The library is also a pragmatic answer to the broader need for transparent and reproducible methods in neurophysiology. The impact of our package on reproducibility in research is two-fold: firstly, while black-box software can be easy and convenient to use, users do not have access to the source code, making processing results subject to unknown idiosyncrasies of the underlying implementation of processing routines. This makes it difficult to identify the source of potential discrepancies in results obtained with other software and can lead to irreproducible findings. In contrast, NeuroKit2 documents each step of the implementation along with the analysis method, allowing users to pin-point the analysis steps where differences might arise. While maintaining a focus on overall user-experience, the open-source nature of NeuroKit2 encourages independent researchers to cross-validate research findings. Secondly, not only does NeuroKit2 implement several methods for analysis, it also allows for the comparison of different algorithms. For instance, using a suite of open-source databases, different algorithms for ECG R-peak detection have been compared for their robustness (number of errors encountered), efficiency (computation time) and accuracy (absolute distance from true R-peak location), documented in the “Studies” section of the package’s documentation. As NeuroKit2 continues to work on benchmarking, we hope to support users in making more informed decisions regarding which method is most suited for their specific requirements.
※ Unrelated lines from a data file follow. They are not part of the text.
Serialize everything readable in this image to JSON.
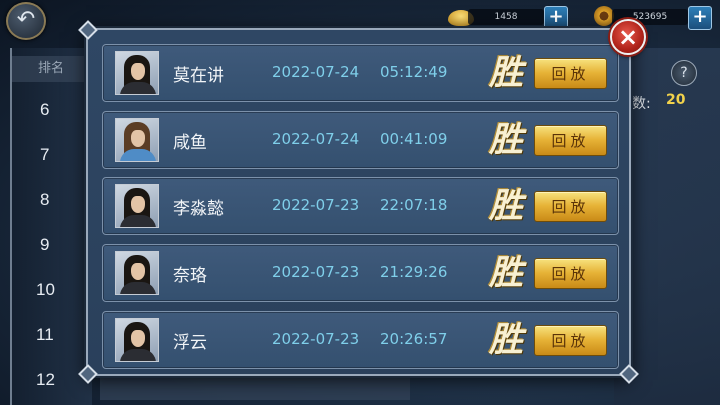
{
  "top_bar": {
    "back_icon": "arrow-back-icon",
    "ingot_amount": "1458",
    "coin_amount": "523695",
    "plus_label": "+"
  },
  "ranking_panel": {
    "header": "排名",
    "ranks": [
      "6",
      "7",
      "8",
      "9",
      "10",
      "11",
      "12"
    ]
  },
  "right_panel": {
    "help_label": "?",
    "count_label": "数:",
    "count_value": "20"
  },
  "modal": {
    "close_label": "×",
    "records": [
      {
        "name": "莫在讲",
        "date": "2022-07-24",
        "time": "05:12:49",
        "result": "胜",
        "replay": "回放",
        "avatar": "black"
      },
      {
        "name": "咸鱼",
        "date": "2022-07-24",
        "time": "00:41:09",
        "result": "胜",
        "replay": "回放",
        "avatar": "blue"
      },
      {
        "name": "李淼懿",
        "date": "2022-07-23",
        "time": "22:07:18",
        "result": "胜",
        "replay": "回放",
        "avatar": "black"
      },
      {
        "name": "奈珞",
        "date": "2022-07-23",
        "time": "21:29:26",
        "result": "胜",
        "replay": "回放",
        "avatar": "black"
      },
      {
        "name": "浮云",
        "date": "2022-07-23",
        "time": "20:26:57",
        "result": "胜",
        "replay": "回放",
        "avatar": "black"
      }
    ]
  },
  "colors": {
    "accent_gold": "#e6b236",
    "time_text": "#7fcfea",
    "count_value": "#f2d24b",
    "close_red": "#b0231a"
  }
}
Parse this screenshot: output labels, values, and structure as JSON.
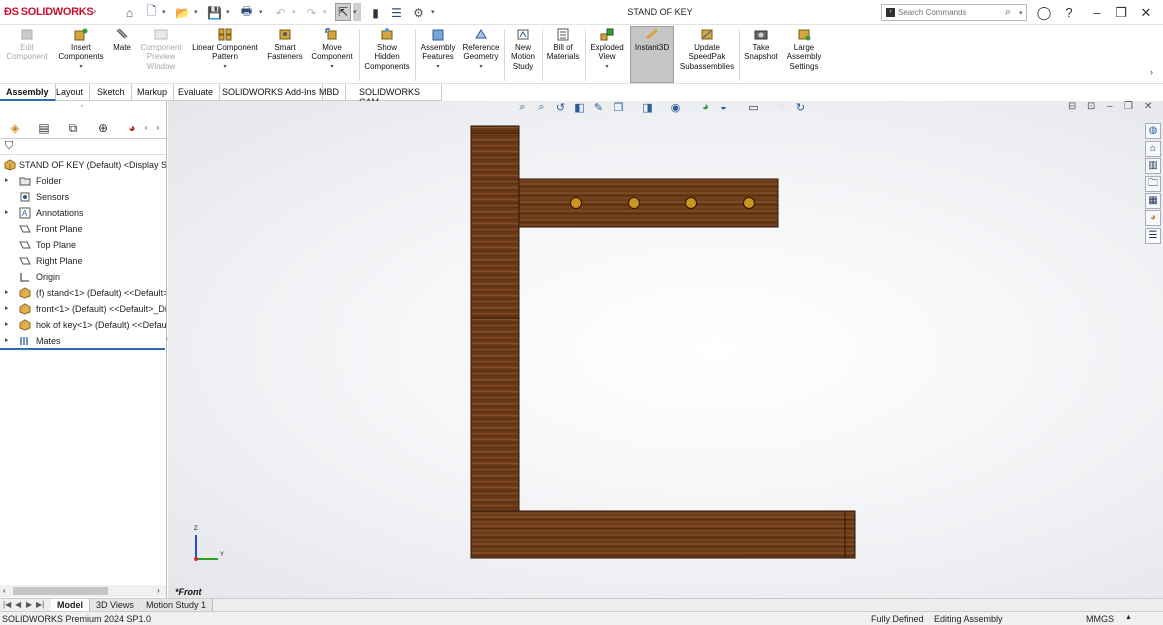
{
  "app": {
    "logo_text": "SOLIDWORKS",
    "title": "STAND OF KEY",
    "search_placeholder": "Search Commands"
  },
  "command_manager": [
    {
      "label": "Edit\nComponent",
      "icon": "edit-component-icon",
      "disabled": true
    },
    {
      "label": "Insert\nComponents",
      "icon": "insert-components-icon",
      "disabled": false
    },
    {
      "label": "Mate",
      "icon": "mate-icon",
      "disabled": false
    },
    {
      "label": "Component\nPreview\nWindow",
      "icon": "component-preview-icon",
      "disabled": true
    },
    {
      "label": "Linear Component\nPattern",
      "icon": "linear-pattern-icon",
      "disabled": false
    },
    {
      "label": "Smart\nFasteners",
      "icon": "smart-fasteners-icon",
      "disabled": false
    },
    {
      "label": "Move\nComponent",
      "icon": "move-component-icon",
      "disabled": false
    },
    {
      "label": "Show\nHidden\nComponents",
      "icon": "show-hidden-icon",
      "disabled": false
    },
    {
      "label": "Assembly\nFeatures",
      "icon": "assembly-features-icon",
      "disabled": false
    },
    {
      "label": "Reference\nGeometry",
      "icon": "reference-geometry-icon",
      "disabled": false
    },
    {
      "label": "New\nMotion\nStudy",
      "icon": "motion-study-icon",
      "disabled": false
    },
    {
      "label": "Bill of\nMaterials",
      "icon": "bom-icon",
      "disabled": false
    },
    {
      "label": "Exploded\nView",
      "icon": "exploded-view-icon",
      "disabled": false
    },
    {
      "label": "Instant3D",
      "icon": "instant3d-icon",
      "disabled": false
    },
    {
      "label": "Update\nSpeedPak\nSubassemblies",
      "icon": "speedpak-icon",
      "disabled": false
    },
    {
      "label": "Take\nSnapshot",
      "icon": "snapshot-icon",
      "disabled": false
    },
    {
      "label": "Large\nAssembly\nSettings",
      "icon": "large-assembly-icon",
      "disabled": false
    }
  ],
  "tabs": [
    "Assembly",
    "Layout",
    "Sketch",
    "Markup",
    "Evaluate",
    "SOLIDWORKS Add-Ins",
    "MBD",
    "SOLIDWORKS CAM"
  ],
  "tree": {
    "root": "STAND OF KEY (Default) <Display Stat",
    "items": [
      {
        "label": "Folder",
        "icon": "folder-icon",
        "expandable": true
      },
      {
        "label": "Sensors",
        "icon": "sensors-icon",
        "expandable": false
      },
      {
        "label": "Annotations",
        "icon": "annotations-icon",
        "expandable": true
      },
      {
        "label": "Front Plane",
        "icon": "plane-icon",
        "expandable": false
      },
      {
        "label": "Top Plane",
        "icon": "plane-icon",
        "expandable": false
      },
      {
        "label": "Right Plane",
        "icon": "plane-icon",
        "expandable": false
      },
      {
        "label": "Origin",
        "icon": "origin-icon",
        "expandable": false
      },
      {
        "label": "(f) stand<1> (Default) <<Default>",
        "icon": "part-icon",
        "expandable": true
      },
      {
        "label": "front<1> (Default) <<Default>_Di",
        "icon": "part-icon",
        "expandable": true
      },
      {
        "label": "hok of key<1> (Default) <<Defau",
        "icon": "part-icon",
        "expandable": true
      },
      {
        "label": "Mates",
        "icon": "mates-icon",
        "expandable": true
      }
    ]
  },
  "graphics": {
    "view_name": "*Front",
    "triad": {
      "x": "Y",
      "z": "Z"
    },
    "wood_color": "#6b3a18"
  },
  "bottom_tabs": [
    "Model",
    "3D Views",
    "Motion Study 1"
  ],
  "status": {
    "product": "SOLIDWORKS Premium 2024 SP1.0",
    "definition": "Fully Defined",
    "mode": "Editing Assembly",
    "units": "MMGS",
    "units_caret": "▲"
  }
}
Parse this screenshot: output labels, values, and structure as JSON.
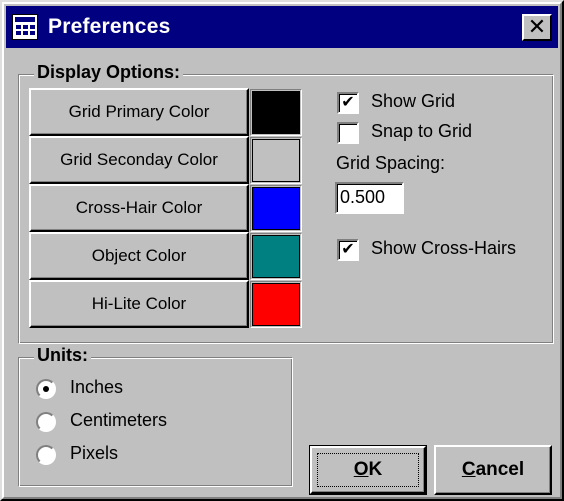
{
  "window": {
    "title": "Preferences",
    "close_glyph": "✕"
  },
  "display_options": {
    "label": "Display Options:",
    "color_buttons": [
      {
        "label": "Grid Primary Color",
        "color": "#000000"
      },
      {
        "label": "Grid Seconday Color",
        "color": "#c0c0c0"
      },
      {
        "label": "Cross-Hair Color",
        "color": "#0000ff"
      },
      {
        "label": "Object Color",
        "color": "#008080"
      },
      {
        "label": "Hi-Lite Color",
        "color": "#ff0000"
      }
    ],
    "show_grid": {
      "label": "Show Grid",
      "checked": true
    },
    "snap_to_grid": {
      "label": "Snap to Grid",
      "checked": false
    },
    "grid_spacing": {
      "label": "Grid Spacing:",
      "value": "0.500"
    },
    "show_cross_hairs": {
      "label": "Show Cross-Hairs",
      "checked": true
    },
    "check_glyph": "✔"
  },
  "units": {
    "label": "Units:",
    "options": [
      {
        "label": "Inches",
        "selected": true
      },
      {
        "label": "Centimeters",
        "selected": false
      },
      {
        "label": "Pixels",
        "selected": false
      }
    ]
  },
  "buttons": {
    "ok": {
      "mnemonic": "O",
      "rest": "K"
    },
    "cancel": {
      "mnemonic": "C",
      "rest": "ancel"
    }
  },
  "icons": {
    "app": "spreadsheet-app-icon",
    "close": "close-icon"
  }
}
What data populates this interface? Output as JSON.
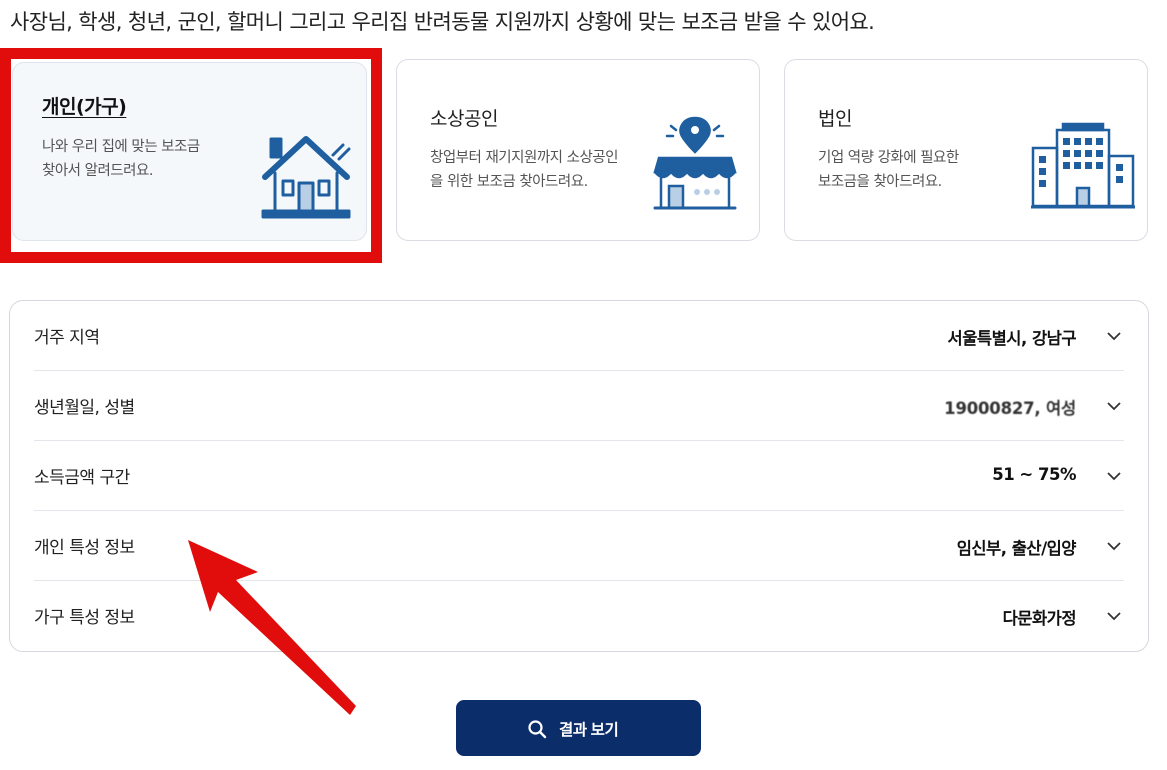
{
  "headline": "사장님, 학생, 청년, 군인, 할머니 그리고 우리집 반려동물 지원까지 상황에 맞는 보조금 받을 수 있어요.",
  "categories": [
    {
      "title": "개인(가구)",
      "desc_line1": "나와 우리 집에 맞는 보조금",
      "desc_line2": "찾아서 알려드려요.",
      "icon": "house-icon",
      "selected": true
    },
    {
      "title": "소상공인",
      "desc_line1": "창업부터 재기지원까지 소상공인",
      "desc_line2": "을 위한 보조금 찾아드려요.",
      "icon": "store-icon",
      "selected": false
    },
    {
      "title": "법인",
      "desc_line1": "기업 역량 강화에 필요한",
      "desc_line2": "보조금을 찾아드려요.",
      "icon": "building-icon",
      "selected": false
    }
  ],
  "filters": [
    {
      "label": "거주 지역",
      "value": "서울특별시, 강남구"
    },
    {
      "label": "생년월일, 성별",
      "value": "19000827, 여성"
    },
    {
      "label": "소득금액 구간",
      "value": "51 ~ 75%"
    },
    {
      "label": "개인 특성 정보",
      "value": "임신부, 출산/입양"
    },
    {
      "label": "가구 특성 정보",
      "value": "다문화가정"
    }
  ],
  "result_button": {
    "label": "결과 보기",
    "icon": "search-icon"
  },
  "colors": {
    "brand_navy": "#0b2d6a",
    "icon_blue": "#1f5fa0",
    "annotation_red": "#e10d0d",
    "selected_card_bg": "#f4f8fb"
  }
}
NeuroKit2 also prioritizes a high standard of quality control during code development. This is done through automated testing using continuous integration, as well as striving for code simplicity and readability. The API is thoroughly documented, including working examples. We ensure that the documentation evolves alongside the code by including it in our continuous integration. While NeuroKit2 currently has a fairly comprehensive documentation, more examples and tutorials will be added as the package grows and expands. Additionally, we provide thorough guidelines for new contributors who wish to contribute code or documentation.

We expect the package’s future evolution to be driven by the communities’ needs and the advances in related fields. For instance, although NeuroKit2 already implements a lot of useful functions for EEG processing (such as entropy and fractal dimensions quantification), its support could be further improved (for example with high-level functions built on top of utilities provided by the leading EEG Python software, namely MNE, Gramfort et al., (2013). Additionally, in the future we strive to support other types of bodily signals (e.g., electrogastrography - EGG, electrooculography - EOG) and plan to optimize computational efficiency on large datasets. We also plan to further validate the available processing pipelines using public databases. In line with this objective, the support of standardized data structure formats (e.g. WFDB, BIDS, …) could be extended.

In conclusion, we believe that NeuroKit2 provides useful tools for anyone who is interested in analyzing physiological data collected with research-grade hardware or wearable “smart health devices”. By increasing the autonomy of researchers and practitioners, and by shortening the delay between data collection and results acquisition, NeuroKit2 could be useful beyond academic research in neuroscience and psychology, including applications such as personal physiological monitoring and exercise science. Finally, we hope that NeuroKit2 encourages users to become part of a supportive open-science community with diverse areas of expertise rather than relying on closed-source and proprietary software, thus shaping the future of neurophysiology and its related fields.